This sense can easily lead one to martyrdom, hopelessness, and suicidal fantasies. And though we all have those feelings, we are able to get beyond drowning in them, and we have found a real desire to live a happy life-for ourselves and as a message and sign to the world. For, truth be told, we all want to live like wealthy and powerful people. We want to have all our material, emotional, and social needs abundantly provided. We don't believe wealth and power and material prosperity need be wed to oppression, pollution, and/or deforestation. As far as we can see, the difference is that we are designing our society so neither other people nor the Earth are made to suffer for us to live in the lap of luxury.
We want our cake and to grow it too! We're creating carbon-based wealth. We all want to be "mulch millionaires". We're still quite a ways from our goals of sustainable day-to-day living, but we are perpetually making practical, measurable, and sincere movement towards it.
In personal terms, most of us came to live this way driven by a few different motivators. 1) We were devastated, disgusted, distraught and outraged at the various versions of Western culture we came from. 2) It wasn't enough to just simply complain about the state of the world, put some bandaids on the mortal wound, paint some pretty colors on the destruction vehicles, or dance in the halls just outside of the torture chambers. We wanted to be in (and create if necessary) a culture that we could feel proud to serve and enjoy, and feel excited about birthing children in. 3) We wanted to learn how to grow our own food organically and sustainably. 4) We wanted to be able to eat raw food all year round directly from the trees. 5) We wanted to escape, lick our wounds, and rebel. 6) We wanted family, tribe, or community. 7) We wanted to save the world.
Each of us would tell our story a bit differently, but in general, each of us were led to Pangaia by a synthesis of all of these factors-part moving away from pain, part moving towards pleasure.
Now that we are here and living the life, our understanding and practice of permaculture has changed and continues to change. Why we do it is different too.
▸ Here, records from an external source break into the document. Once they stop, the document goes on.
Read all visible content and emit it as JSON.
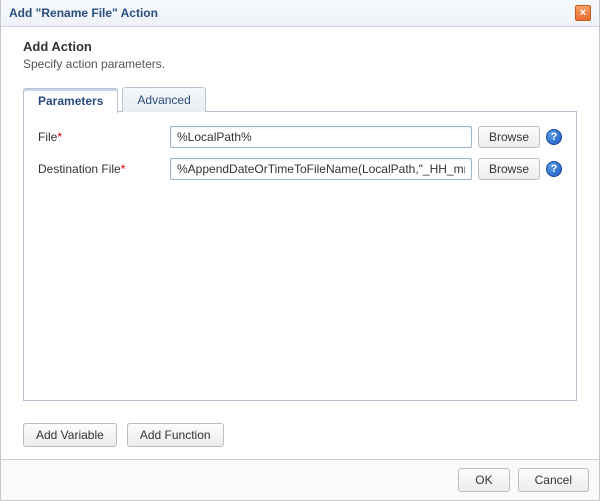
{
  "dialog": {
    "title": "Add \"Rename File\" Action"
  },
  "header": {
    "heading": "Add Action",
    "subheading": "Specify action parameters."
  },
  "tabs": {
    "parameters": "Parameters",
    "advanced": "Advanced"
  },
  "fields": {
    "file": {
      "label": "File",
      "value": "%LocalPath%",
      "browse": "Browse"
    },
    "destFile": {
      "label": "Destination File",
      "value": "%AppendDateOrTimeToFileName(LocalPath,\"_HH_mm",
      "browse": "Browse"
    }
  },
  "buttons": {
    "addVariable": "Add Variable",
    "addFunction": "Add Function",
    "ok": "OK",
    "cancel": "Cancel"
  },
  "icons": {
    "help": "?",
    "close": "×"
  }
}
Again, for each of us it's unique, but in general, we find great joy and purpose in working ("landancing") together; in being in direct relationship with what sustains us through foraging, gardening, animal husbandry, and coconut climbing; and in designing and creating all the different aspects of our life with the people we live with at the place we live. It's intimate-we get to see the results of what we do quickly and learn from our mistakes together.
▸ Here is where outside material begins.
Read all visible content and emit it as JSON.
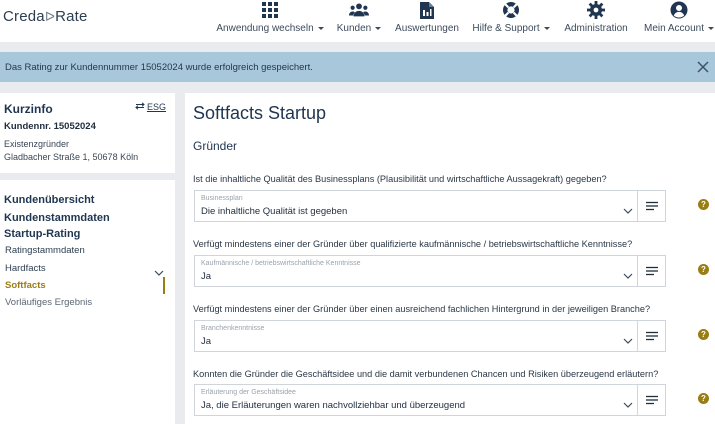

What you just read probably pretty well describes how most anyone living at any permaculture homestead would feel. The main distinguishing aspects of Pangaia is that we are integrating a raw food lifestyle and inspiring and challenging social experiments into our version of tropical permaculture.
We personally feel that living in and maintaining a raw food, sustainable lifestyle is easier, more efficient, more natural, and of greater benefit than a cooked food lifestyle. (This is in no way indicates that we believe a cooked food culture can't be made sustainable.) There's a lot more about raw and cooked food to discuss, but for now we'll just leave it as a simple statement.
There are so many ways to live on Earth. And there are a lot of ways that are enjoyable to the people living them. But amongst those, only some of them are sustainable for the Earth or whole cultures.
That's really it; we want to enjoy our lives AND have it be sustainable as well-a way of living that everyone on Earth could do for generations on end and the results would be that individuals, cultures, ecosystems, and the Earth herself would be more fertile, more diverse, more beautiful, and more pleasurable. A lofty dream, but someone's got to grow it.